The House of Fiction
By Phyllis Richardson
A cultural exploration of British houses in fiction from Shandy Hall to Manderley
Tuesday, 10 May 2016
Secret Passages and Rampant Bears
Melville Castle, Lasswade, Scotland (above) now a hotel. Photos: Phyllis Richardson
Doing the last bits of research for my chapter on Walter Scott, looking around his haunts in the Borders. After stop at Melville Castle, former home of Scott's patron the Duke of Melville, and now a hotel, we paid a rewarding visit to Traquair House in Peebleshire, the 'oldest continually inhabited house in Scotland'.
Lovely Traquair House (above). Photos: Phyllis Richardson
There was a building here at least from 1107, when Alexander I of Scotland signed a royal charter at Traquair.
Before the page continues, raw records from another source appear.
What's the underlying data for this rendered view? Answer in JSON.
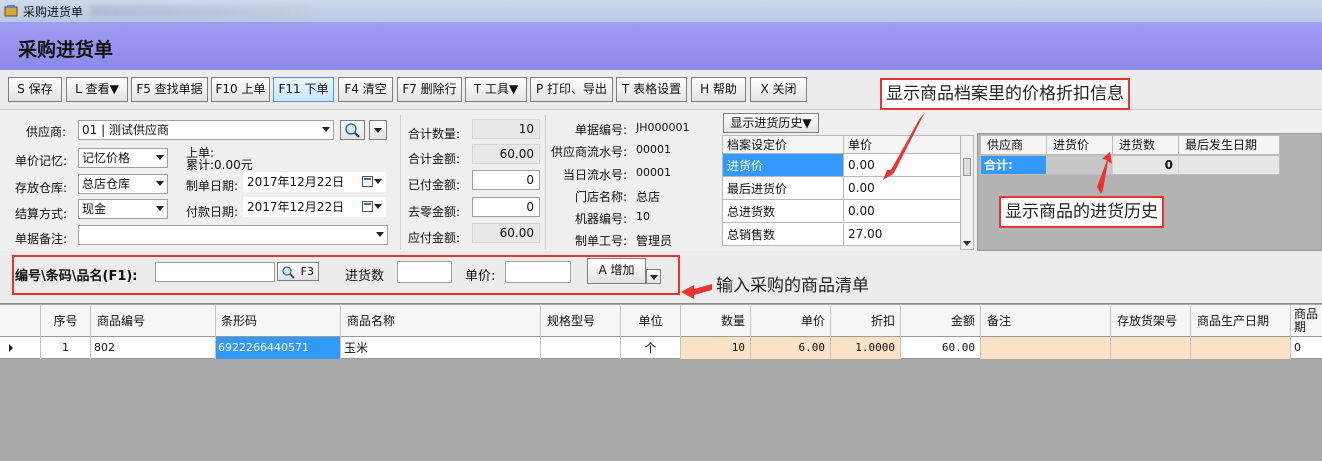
{
  "window": {
    "title": "采购进货单"
  },
  "page": {
    "title": "采购进货单"
  },
  "toolbar": {
    "buttons": [
      {
        "key": "S",
        "label": "S 保存"
      },
      {
        "key": "L",
        "label": "L 查看▼"
      },
      {
        "key": "F5",
        "label": "F5 查找单据"
      },
      {
        "key": "F10",
        "label": "F10 上单"
      },
      {
        "key": "F11",
        "label": "F11 下单"
      },
      {
        "key": "F4",
        "label": "F4 清空"
      },
      {
        "key": "F7",
        "label": "F7 删除行"
      },
      {
        "key": "T1",
        "label": "T 工具▼"
      },
      {
        "key": "P",
        "label": "P 打印、导出"
      },
      {
        "key": "T2",
        "label": "T 表格设置"
      },
      {
        "key": "H",
        "label": "H 帮助"
      },
      {
        "key": "X",
        "label": "X 关闭"
      }
    ]
  },
  "annotations": {
    "price_info": "显示商品档案里的价格折扣信息",
    "history": "显示商品的进货历史",
    "entry": "输入采购的商品清单"
  },
  "form": {
    "supplier_label": "供应商:",
    "supplier_value": "01 | 测试供应商",
    "price_memory_label": "单价记忆:",
    "price_memory_value": "记忆价格",
    "last_order_label": "上单:",
    "accum_label": "累计:0.00元",
    "warehouse_label": "存放仓库:",
    "warehouse_value": "总店仓库",
    "create_date_label": "制单日期:",
    "create_date_value": "2017年12月22日",
    "settle_label": "结算方式:",
    "settle_value": "现金",
    "pay_date_label": "付款日期:",
    "pay_date_value": "2017年12月22日",
    "remark_label": "单据备注:",
    "remark_value": ""
  },
  "totals": {
    "qty_label": "合计数量:",
    "qty_value": "10",
    "amount_label": "合计金额:",
    "amount_value": "60.00",
    "paid_label": "已付金额:",
    "paid_value": "0",
    "round_label": "去零金额:",
    "round_value": "0",
    "payable_label": "应付金额:",
    "payable_value": "60.00"
  },
  "info": {
    "doc_no_label": "单据编号:",
    "doc_no_value": "JH000001",
    "supplier_serial_label": "供应商流水号:",
    "supplier_serial_value": "00001",
    "day_serial_label": "当日流水号:",
    "day_serial_value": "00001",
    "store_label": "门店名称:",
    "store_value": "总店",
    "machine_label": "机器编号:",
    "machine_value": "10",
    "operator_label": "制单工号:",
    "operator_value": "管理员"
  },
  "price_grid": {
    "history_button": "显示进货历史▼",
    "headers": [
      "档案设定价",
      "单价"
    ],
    "rows": [
      {
        "name": "进货价",
        "value": "0.00"
      },
      {
        "name": "最后进货价",
        "value": "0.00"
      },
      {
        "name": "总进货数",
        "value": "0.00"
      },
      {
        "name": "总销售数",
        "value": "27.00"
      }
    ]
  },
  "history_grid": {
    "headers": [
      "供应商",
      "进货价",
      "进货数",
      "最后发生日期"
    ],
    "sum_label": "合计:",
    "sum_qty": "0"
  },
  "entry": {
    "code_label": "编号\\条码\\品名(F1):",
    "code_value": "",
    "search_button": "F3",
    "qty_label": "进货数",
    "qty_value": "",
    "price_label": "单价:",
    "price_value": "",
    "add_button": "A 增加"
  },
  "table": {
    "headers": [
      "序号",
      "商品编号",
      "条形码",
      "商品名称",
      "规格型号",
      "单位",
      "数量",
      "单价",
      "折扣",
      "金额",
      "备注",
      "存放货架号",
      "商品生产日期",
      "商品期"
    ],
    "rows": [
      {
        "seq": "1",
        "code": "802",
        "barcode": "6922266440571",
        "name": "玉米",
        "spec": "",
        "unit": "个",
        "qty": "10",
        "price": "6.00",
        "discount": "1.0000",
        "amount": "60.00",
        "remark": "",
        "shelf": "",
        "prod_date": "",
        "period": "0"
      }
    ]
  },
  "colors": {
    "header_bg": "#9f9cf2",
    "annotation_border": "#e8332f",
    "selection": "#3399ff",
    "peach": "#fde3c6"
  }
}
The First Laird of Traquair was established in 1491. By the time Scott was living nearby he would have heard about Charles, the Fifth Earl of Traquair, who installed the 'Bear Gates' at the entry to the tree-lined avenue leading from the main road to the front of the house in 1738.
The 'Bear Gates' at Traquair.
In his first novel, Waverley, Scott described the Baron Bradwardine's beloved home Tully-Veolan as having gates, fountain and walls decorated with heraldic 'bears rampant', ie 'standing', as the ancient symbol of a 'noble lineage'. As a Catholic and a supporter of Prince Charles Edward Stuart (Bonnie Prince Charlie), the Fifth Earl had the gates 'firmly locked' in 1754, not to be opened again until 'a Stuart King was crooned in Lunnon'. In the novel, the Baron Bradwardine suffers the loss of Tully-Veolan because of his Jacobite tendencies. But that's after English troops billetted there have hacked down its ancient trees, burnt out its bartizans, and other 'accessaries [sic] of ancient distinction ... were treated with peculiar contumely'.
Fortunately, Traquair was never treated with such 'contumely', and still stands, a very handsome and wonderfully well-kept fortified manor house, home to the 21st Lady of Traquair, Catherine Constable Maxwell Stuart, her husband and three children. The main areas of the house are open to the public and make a fascinating visit. When Edward Waverley says of Tully-Veolan that the 'solitude and repose of the whole scene seemed almost romantic' he could certainly have been speaking of Traquair, with its large courtyard, well pond, that long avenue and walled garden. There is another feature, of which not many houses can boast: a still viable secret stair leading from the third floor to a garden escape. Like the upper room at Osbaldistone Hall in Scott's later novel Rob Roy, the 'Priest's Room' at Traquair sits on the third floor next to the library and can be exited unobserved through a corner stair once hidden behind a book-case. Visitors are welcome to descend via this route, though not in dark by candle-light, as we imagine Scott's mysterious Father Vaughn taking leave of the lovely Diana Vernon. Traquair now hosts festivals and brews its own 'Bear Ale' in the eighteenth-century brew house, one of the oldest working breweries in Britain. But you'll still find the Bear Gates closed and locked.
The ebook edition
First edition hardback and ebook edition